  • 67. Looking back on his successes as a Federal leader, Dr. Collins offered these seven leadership tips to Federal managers looking to make a difference: http://www.nextgov.com/health/2013/07/how-lead-team-greatness-man-who-sequenced- human-genome/65954/ Dr. Francis Collins, Director of the National Institutes of Health
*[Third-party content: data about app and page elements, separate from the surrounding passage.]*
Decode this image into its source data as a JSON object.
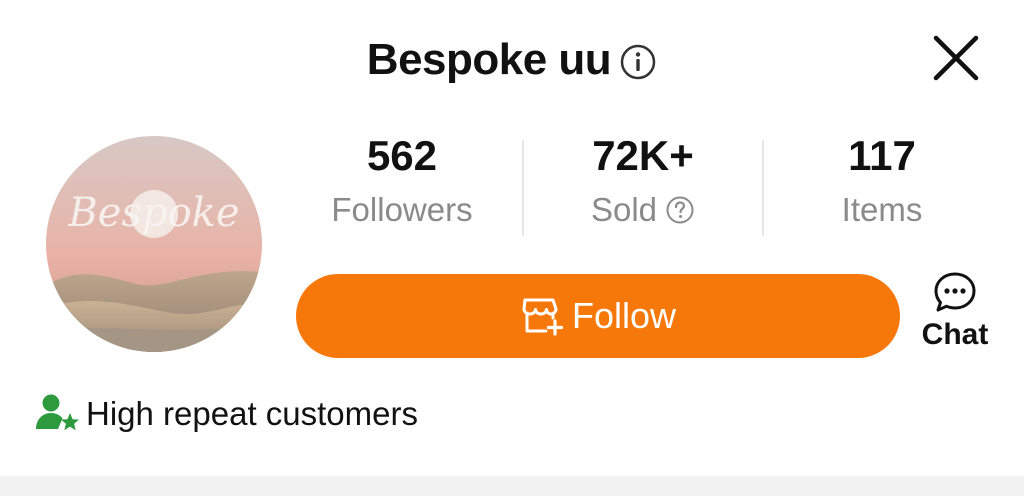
{
  "shop": {
    "name": "Bespoke uu",
    "avatar_text": "Bespoke"
  },
  "stats": [
    {
      "value": "562",
      "label": "Followers"
    },
    {
      "value": "72K+",
      "label": "Sold"
    },
    {
      "value": "117",
      "label": "Items"
    }
  ],
  "actions": {
    "follow_label": "Follow",
    "chat_label": "Chat"
  },
  "badge": {
    "text": "High repeat customers",
    "icon": "user-star-icon",
    "color": "#2e9a3e"
  },
  "colors": {
    "accent": "#f7780a",
    "text": "#111111",
    "muted": "#8a8a8a"
  }
}
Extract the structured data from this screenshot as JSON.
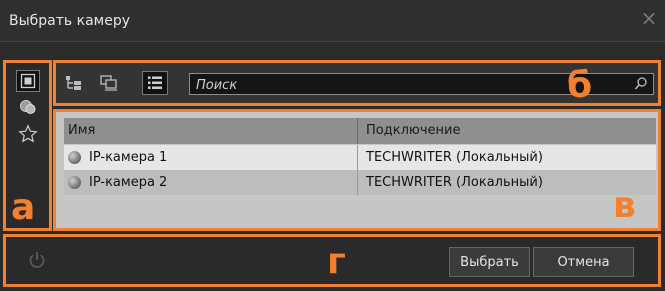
{
  "window": {
    "title": "Выбрать камеру",
    "close_glyph": "×"
  },
  "sidebar": {
    "items": [
      {
        "icon": "camera-list-icon",
        "active": true
      },
      {
        "icon": "camera-group-icon",
        "active": false
      },
      {
        "icon": "star-icon",
        "active": false
      }
    ]
  },
  "toolbar": {
    "buttons": [
      {
        "icon": "tree-view-icon",
        "active": false
      },
      {
        "icon": "monitors-view-icon",
        "active": false
      },
      {
        "icon": "list-view-icon",
        "active": true
      }
    ],
    "search": {
      "placeholder": "Поиск",
      "value": ""
    }
  },
  "table": {
    "columns": [
      "Имя",
      "Подключение"
    ],
    "rows": [
      {
        "name": "IP-камера 1",
        "connection": "TECHWRITER (Локальный)",
        "selected": true
      },
      {
        "name": "IP-камера 2",
        "connection": "TECHWRITER (Локальный)",
        "selected": false
      }
    ]
  },
  "footer": {
    "select_label": "Выбрать",
    "cancel_label": "Отмена",
    "power_icon": "power-icon"
  },
  "annotations": {
    "a": "а",
    "b": "б",
    "v": "в",
    "g": "г"
  },
  "colors": {
    "accent": "#f2802f",
    "background": "#2b2b2b",
    "table_bg": "#c6c6c6"
  }
}
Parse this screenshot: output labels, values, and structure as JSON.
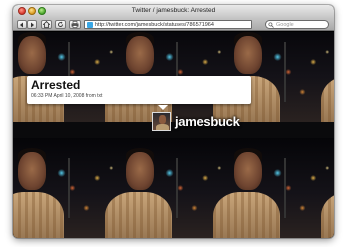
{
  "window": {
    "title": "Twitter / jamesbuck: Arrested"
  },
  "toolbar": {
    "back_icon": "back-arrow-icon",
    "forward_icon": "forward-arrow-icon",
    "home_icon": "home-icon",
    "reload_icon": "reload-icon",
    "print_icon": "print-icon",
    "url": "http://twitter.com/jamesbuck/statuses/786571964",
    "search_placeholder": "Google"
  },
  "tweet": {
    "text": "Arrested",
    "meta": "06:33 PM April 10, 2008 from txt",
    "username": "jamesbuck"
  },
  "colors": {
    "background": "#0a0a0c",
    "tweet_box": "#ffffff",
    "username_text": "#ffffff",
    "chrome": "#b9b9b9"
  }
}
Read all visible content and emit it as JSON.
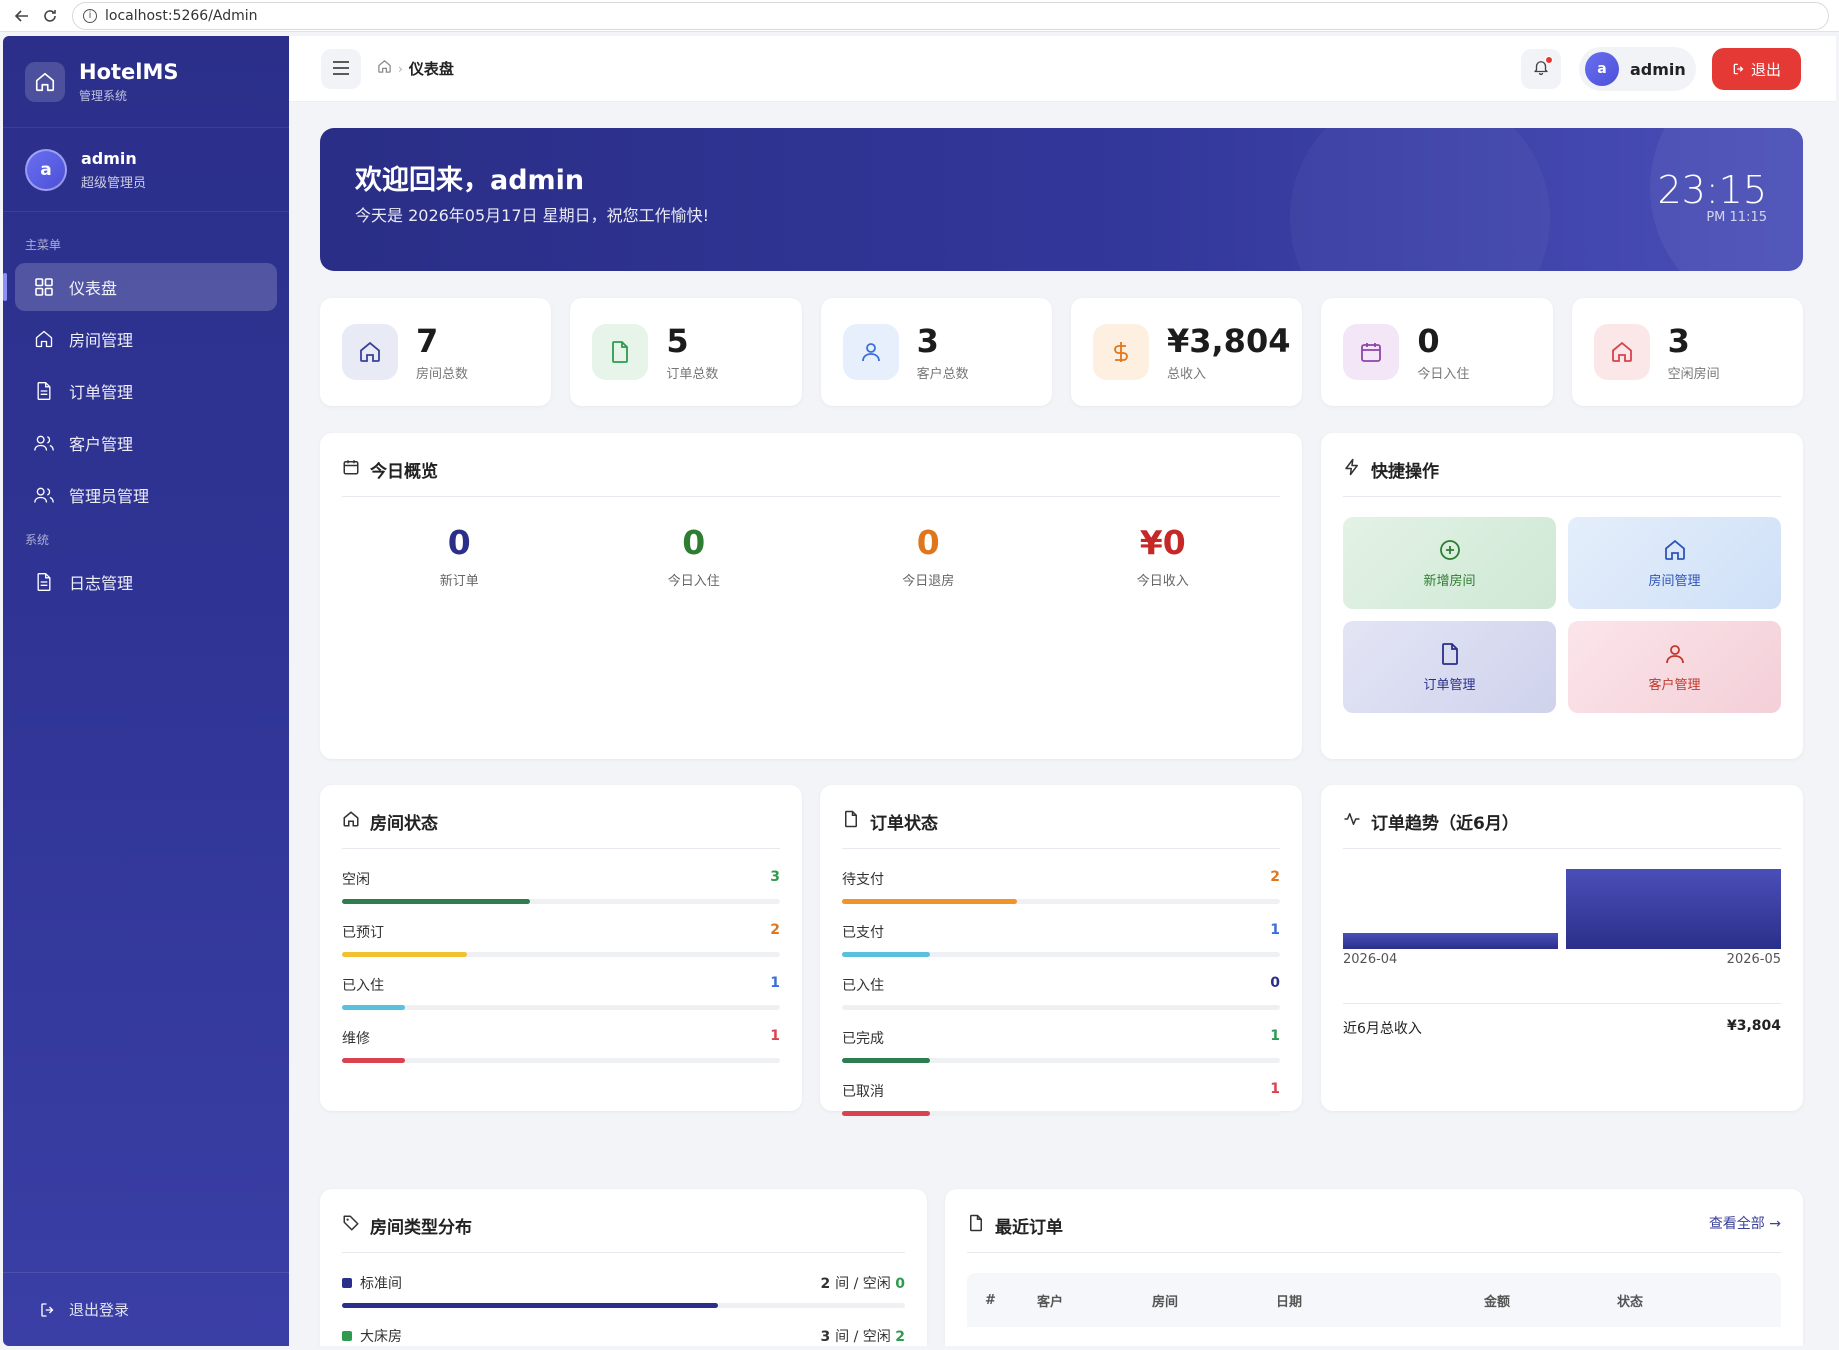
{
  "browser": {
    "url": "localhost:5266/Admin"
  },
  "sidebar": {
    "brand_name": "HotelMS",
    "brand_sub": "管理系统",
    "user_avatar": "a",
    "user_name": "admin",
    "user_role": "超级管理员",
    "section_main": "主菜单",
    "section_system": "系统",
    "items": [
      {
        "label": "仪表盘",
        "icon": "grid-icon"
      },
      {
        "label": "房间管理",
        "icon": "home-icon"
      },
      {
        "label": "订单管理",
        "icon": "document-icon"
      },
      {
        "label": "客户管理",
        "icon": "users-icon"
      },
      {
        "label": "管理员管理",
        "icon": "users-icon"
      },
      {
        "label": "日志管理",
        "icon": "document-icon"
      }
    ],
    "logout": "退出登录"
  },
  "topbar": {
    "breadcrumb_current": "仪表盘",
    "user_avatar": "a",
    "user_name": "admin",
    "logout": "退出"
  },
  "welcome": {
    "title": "欢迎回来，admin",
    "subtitle": "今天是 2026年05月17日 星期日，祝您工作愉快!",
    "time": "23:15",
    "time_sub": "PM 11:15"
  },
  "stats": [
    {
      "value": "7",
      "label": "房间总数",
      "icon": "home-icon",
      "color": "#3b4199",
      "bg": "#e8eaf6"
    },
    {
      "value": "5",
      "label": "订单总数",
      "icon": "document-icon",
      "color": "#2e9b4f",
      "bg": "#e6f4ea"
    },
    {
      "value": "3",
      "label": "客户总数",
      "icon": "user-icon",
      "color": "#3b6fd8",
      "bg": "#e6effb"
    },
    {
      "value": "¥3,804",
      "label": "总收入",
      "icon": "dollar-icon",
      "color": "#e0761c",
      "bg": "#fdf0e1"
    },
    {
      "value": "0",
      "label": "今日入住",
      "icon": "calendar-icon",
      "color": "#8e44ad",
      "bg": "#f3e7f7"
    },
    {
      "value": "3",
      "label": "空闲房间",
      "icon": "home-icon",
      "color": "#d9434f",
      "bg": "#fbe6e8"
    }
  ],
  "today": {
    "title": "今日概览",
    "items": [
      {
        "value": "0",
        "label": "新订单",
        "color": "#2b2f8a"
      },
      {
        "value": "0",
        "label": "今日入住",
        "color": "#2e7d32"
      },
      {
        "value": "0",
        "label": "今日退房",
        "color": "#e0761c"
      },
      {
        "value": "¥0",
        "label": "今日收入",
        "color": "#c62828"
      }
    ]
  },
  "quick": {
    "title": "快捷操作",
    "items": [
      {
        "label": "新增房间",
        "icon": "plus-circle-icon",
        "color": "#2e7d32",
        "bg": "linear-gradient(135deg,#e3f2e6,#cfe8d4)"
      },
      {
        "label": "房间管理",
        "icon": "home-icon",
        "color": "#2f55b8",
        "bg": "linear-gradient(135deg,#e4eefb,#cfe0f7)"
      },
      {
        "label": "订单管理",
        "icon": "document-icon",
        "color": "#2b2f8a",
        "bg": "linear-gradient(135deg,#e3e5f5,#cfd2ec)"
      },
      {
        "label": "客户管理",
        "icon": "user-icon",
        "color": "#c0392b",
        "bg": "linear-gradient(135deg,#fbe5ea,#f4cfd8)"
      }
    ]
  },
  "room_status": {
    "title": "房间状态",
    "total": 7,
    "items": [
      {
        "label": "空闲",
        "value": "3",
        "count": 3,
        "color": "#2e7d4f",
        "numColor": "#2e9b4f"
      },
      {
        "label": "已预订",
        "value": "2",
        "count": 2,
        "color": "#f2c12e",
        "numColor": "#e0761c"
      },
      {
        "label": "已入住",
        "value": "1",
        "count": 1,
        "color": "#5bc0de",
        "numColor": "#3b6fd8"
      },
      {
        "label": "维修",
        "value": "1",
        "count": 1,
        "color": "#d9434f",
        "numColor": "#d9434f"
      }
    ]
  },
  "order_status": {
    "title": "订单状态",
    "total": 5,
    "items": [
      {
        "label": "待支付",
        "value": "2",
        "count": 2,
        "color": "#f0932b",
        "numColor": "#e0761c"
      },
      {
        "label": "已支付",
        "value": "1",
        "count": 1,
        "color": "#5bc0de",
        "numColor": "#3b6fd8"
      },
      {
        "label": "已入住",
        "value": "0",
        "count": 0,
        "color": "#3b4199",
        "numColor": "#2b2f8a"
      },
      {
        "label": "已完成",
        "value": "1",
        "count": 1,
        "color": "#2e7d4f",
        "numColor": "#2e9b4f"
      },
      {
        "label": "已取消",
        "value": "1",
        "count": 1,
        "color": "#d9434f",
        "numColor": "#d9434f"
      }
    ]
  },
  "trend": {
    "title": "订单趋势（近6月）",
    "footer_label": "近6月总收入",
    "footer_value": "¥3,804"
  },
  "chart_data": {
    "type": "bar",
    "categories": [
      "2026-04",
      "2026-05"
    ],
    "values": [
      1,
      5
    ],
    "title": "订单趋势（近6月）",
    "xlabel": "",
    "ylabel": "",
    "ylim": [
      0,
      5
    ],
    "color": "#3b3f9e",
    "grid": false
  },
  "room_types": {
    "title": "房间类型分布",
    "items": [
      {
        "label": "标准间",
        "count": "2",
        "unit": "间 / 空闲",
        "free": "0",
        "ratio": 0.667,
        "color": "#2b2f8a"
      },
      {
        "label": "大床房",
        "count": "3",
        "unit": "间 / 空闲",
        "free": "2",
        "ratio": 1.0,
        "color": "#2e9b4f"
      }
    ]
  },
  "recent_orders": {
    "title": "最近订单",
    "more": "查看全部 →",
    "columns": [
      "#",
      "客户",
      "房间",
      "日期",
      "金额",
      "状态"
    ]
  }
}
  • 68. 1. Have the right team. “I’ve always lived by two maxims when it comes to management,” said Collins. “One is to try and surround yourself with people who are smarter than you . . . The other is to always value people who will give you bad news and tell you when something is going wrong.” 2. Allow people to grow and they’ll surprise you. “Give [your team] the opportunity to show what they can do,” he said. “Don’t be a micromanager.” 3. Encourage risk taking. “Create an environment where risk taking is acceptable, in fact, is encouraged,” said Collins. “An environment where it is appropriate for people to think beyond next week and think about visions for the future.” 4. Connect everyone to the mission. “Ideally, get a job for a part of the government that has a noble mission” he advises. “That really helps when all the other things seem to be going the wrong way. You can wake up in the morning and say, ‘I know what I’m doing today really matters.’” “That will motivate people to get beyond lots of obstacles.” 5. Pursue a calling, not just a job. Public servants should “serve in a fashion that is a calling and not just a job,” said Collins. “If you’ve lost that sense, waking up someday and saying, ‘You know, I could be doing something else [and] where I am right now isn’t really a mission, it’s more of a clock punching experience,’ then move on.” 6. Be realistic about government service. “Certainly, [public service] is not a way to get rich—we all know that!” Collins laughed. “Being in government is going to have a lot of aspects that are simply just not fun. It can be frustrating. You can look around and see lots of other people having an easier time.” 7. Never forget you have the opportunity to change the world. “The things you can do in the government can change the world if you know how the system can be organized to work on behalf of the public,” said Collins. “[The potential] is unmatched anywhere.” The Keys to JRRD Success
  • 69. Thank you to the JRRD Board Finally, JRRD could not do all it does without the overwhelming help and support from all of the Board members and JRRD reviewers. Thank you for your untiring assistance. And sincere thanks to the ORD RR&D Service for unwavering support.
  • 70. Summary  JRRD continues to improve in content, quality, delivery, and outreach  JRRD has begun the transition to a fee-based publication  JRRD stays current on regulations and publishing trends  JRRD continues to experiment with alternate modalities for dissemination  JRRD continually strives to be frugal and resourceful with VA dollars